Bangui begins the book by differentiating geopolitics from ‘geo-strategy’, opting to use the latter and defining it as “the implementation of operational tools to serve a great purpose of international or military policy. It is a method of political action in space, a study of power relations between powers, from all geographic angles” (xvi), but then does not appear to return to a discussion of this (or any other) theoretical position again. This volume, whose tone might be described as non-academic in places, is also somewhat out of date; for example it does not include South Africa’s entry into the BRICS countries which would be relevant in a discussion about emerging actors in Africa, does not seem aware of China’s own 2011 accounts of it having prioritised Africa over all other regions to which to donate its foreign aid funds since 2009, and it vastly overestimates the amount of Chinese aid, which according to the most recent and comprehensive data available now is much smaller than was previously thought.

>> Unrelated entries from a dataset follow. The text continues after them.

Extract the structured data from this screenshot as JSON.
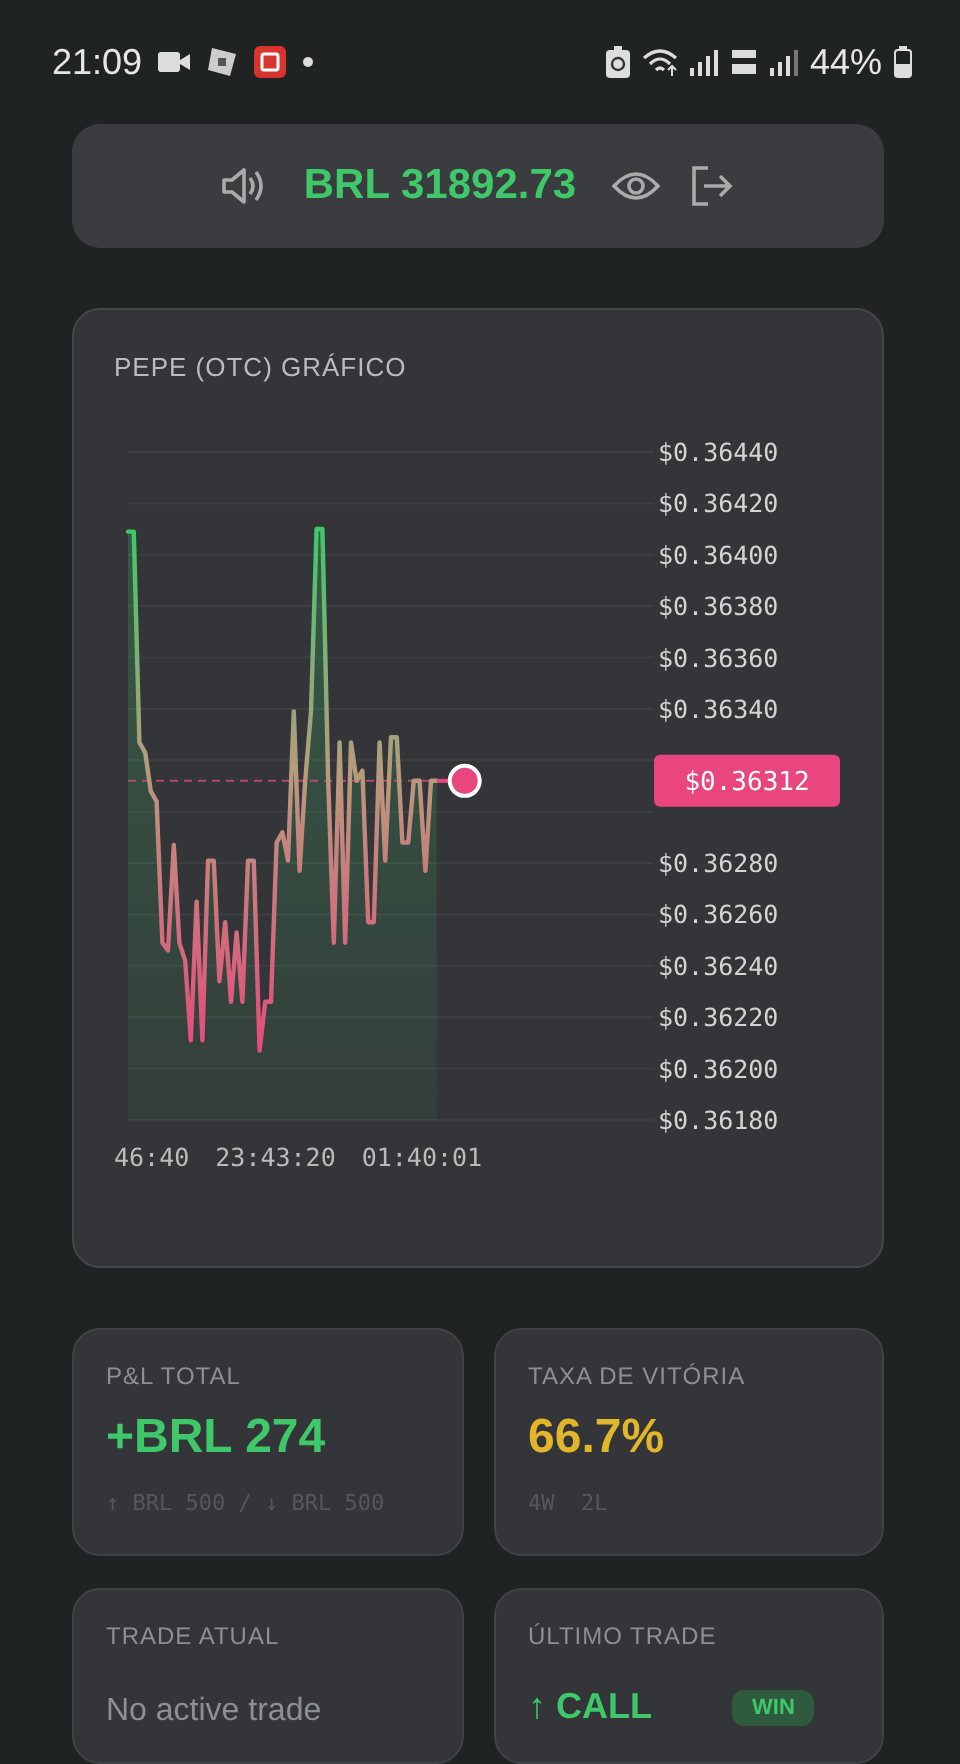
{
  "status_bar": {
    "time": "21:09",
    "battery": "44%"
  },
  "balance": {
    "amount": "BRL 31892.73"
  },
  "chart": {
    "title": "PEPE (OTC) GRÁFICO",
    "current_price": "$0.36312",
    "time_labels": [
      "46:40",
      "23:43:20",
      "01:40:01"
    ],
    "chart_data": {
      "type": "area",
      "grid": true,
      "ylim": [
        0.3618,
        0.3644
      ],
      "categories": [
        null,
        null,
        null,
        null,
        null,
        null,
        null,
        null,
        null,
        null,
        null,
        null,
        null,
        null,
        null,
        null,
        null,
        null,
        null,
        null,
        null,
        null,
        null,
        null,
        null,
        null,
        null,
        null,
        null,
        null,
        null,
        null,
        null,
        null,
        null,
        null,
        null,
        null,
        null,
        null,
        null,
        null,
        null,
        null,
        null,
        null,
        null,
        null,
        null,
        null,
        null,
        null,
        null,
        null,
        null
      ],
      "yticks": [
        {
          "value": 0.3644,
          "label": "$0.36440"
        },
        {
          "value": 0.3642,
          "label": "$0.36420"
        },
        {
          "value": 0.364,
          "label": "$0.36400"
        },
        {
          "value": 0.3638,
          "label": "$0.36380"
        },
        {
          "value": 0.3636,
          "label": "$0.36360"
        },
        {
          "value": 0.3634,
          "label": "$0.36340"
        },
        {
          "value": 0.3628,
          "label": "$0.36280"
        },
        {
          "value": 0.3626,
          "label": "$0.36260"
        },
        {
          "value": 0.3624,
          "label": "$0.36240"
        },
        {
          "value": 0.3622,
          "label": "$0.36220"
        },
        {
          "value": 0.362,
          "label": "$0.36200"
        },
        {
          "value": 0.3618,
          "label": "$0.36180"
        }
      ],
      "series": [
        {
          "color": "#3ec86a",
          "values": [
            0.36409,
            0.36409,
            0.36327,
            0.36323,
            0.36308,
            0.36304,
            0.36249,
            0.36246,
            0.36287,
            0.36249,
            0.36242,
            0.36211,
            0.36265,
            0.36211,
            0.36281,
            0.36281,
            0.36234,
            0.36257,
            0.36226,
            0.36253,
            0.36226,
            0.36281,
            0.36281,
            0.36207,
            0.36226,
            0.36226,
            0.36288,
            0.36292,
            0.36281,
            0.36339,
            0.36277,
            0.36312,
            0.36339,
            0.3641,
            0.3641,
            0.36312,
            0.36249,
            0.36327,
            0.36249,
            0.36327,
            0.36312,
            0.36316,
            0.36257,
            0.36257,
            0.36327,
            0.36281,
            0.36329,
            0.36329,
            0.36288,
            0.36288,
            0.36312,
            0.36312,
            0.36277,
            0.36312,
            0.36312
          ]
        }
      ],
      "ref_lines": [
        {
          "axis": "y",
          "value": 0.36312
        }
      ]
    }
  },
  "stats": [
    {
      "kind": "value",
      "label": "P&L TOTAL",
      "value": "+BRL 274",
      "detail": "↑ BRL 500 / ↓ BRL 500",
      "color": "#3ec86a"
    },
    {
      "kind": "value",
      "label": "TAXA DE VITÓRIA",
      "value": "66.7%",
      "detail": "4W  2L",
      "color": "#e3b52a"
    },
    {
      "kind": "empty",
      "label": "TRADE ATUAL",
      "message": "No active trade"
    },
    {
      "kind": "trade",
      "label": "ÚLTIMO TRADE",
      "direction": "↑ CALL",
      "result": "WIN"
    }
  ]
}
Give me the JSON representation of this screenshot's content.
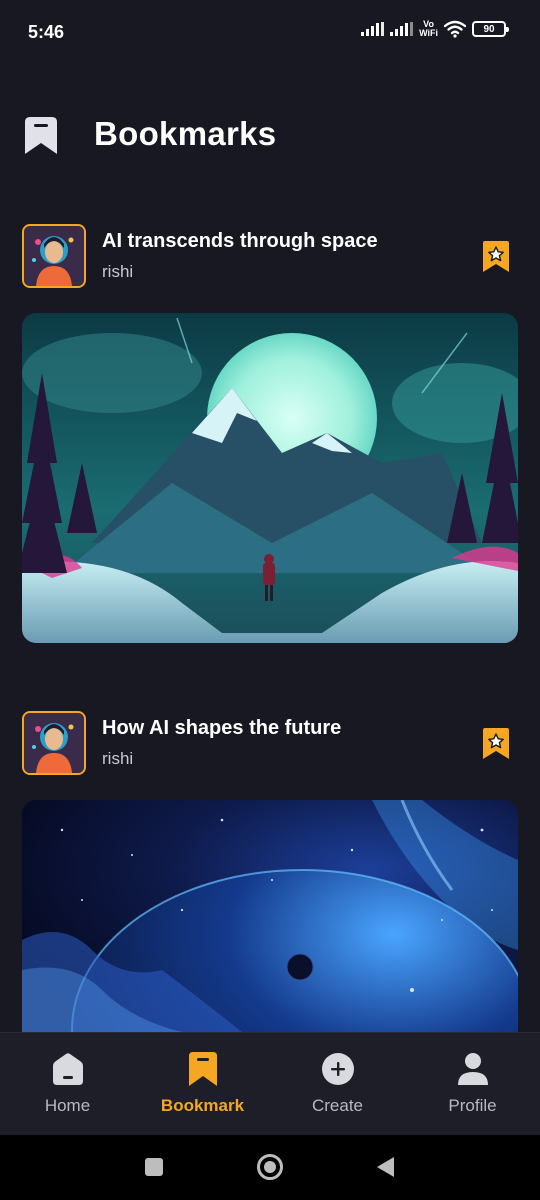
{
  "status_bar": {
    "time": "5:46",
    "vo_label": "Vo",
    "wifi_label": "WiFi",
    "battery": "90"
  },
  "header": {
    "title": "Bookmarks",
    "icon": "bookmark-icon"
  },
  "posts": [
    {
      "title": "AI transcends through space",
      "author": "rishi",
      "bookmarked": true,
      "image": "moonlit-mountain-landscape"
    },
    {
      "title": "How AI shapes the future",
      "author": "rishi",
      "bookmarked": true,
      "image": "cosmic-planet-nebula"
    }
  ],
  "bottom_nav": {
    "items": [
      {
        "label": "Home",
        "icon": "home-icon",
        "active": false
      },
      {
        "label": "Bookmark",
        "icon": "bookmark-icon",
        "active": true
      },
      {
        "label": "Create",
        "icon": "plus-circle-icon",
        "active": false
      },
      {
        "label": "Profile",
        "icon": "person-icon",
        "active": false
      }
    ]
  },
  "colors": {
    "background": "#171821",
    "accent": "#f5a623",
    "nav_background": "#1d1e28",
    "muted_text": "#b8b8c2"
  }
}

While it offers an important viewpoint on the Sino-African debate, having been written by an African from what Thierry Bangui asserts is “an African perspective” on China’s interactions with Africa, when too often the loudest voices in the commentary have been Western ones, China, A New Partner for Africa’s Development’s contribution to the academic discipline of Sino-African relations is unclear. The book is more likely to appeal to the general public than to Sino-African scholars, especially those members of the public who would like to read a more-contentious view of this increasingly-important relationship.

Guidelines JCIR: VOL. 1, No. 1 (2013)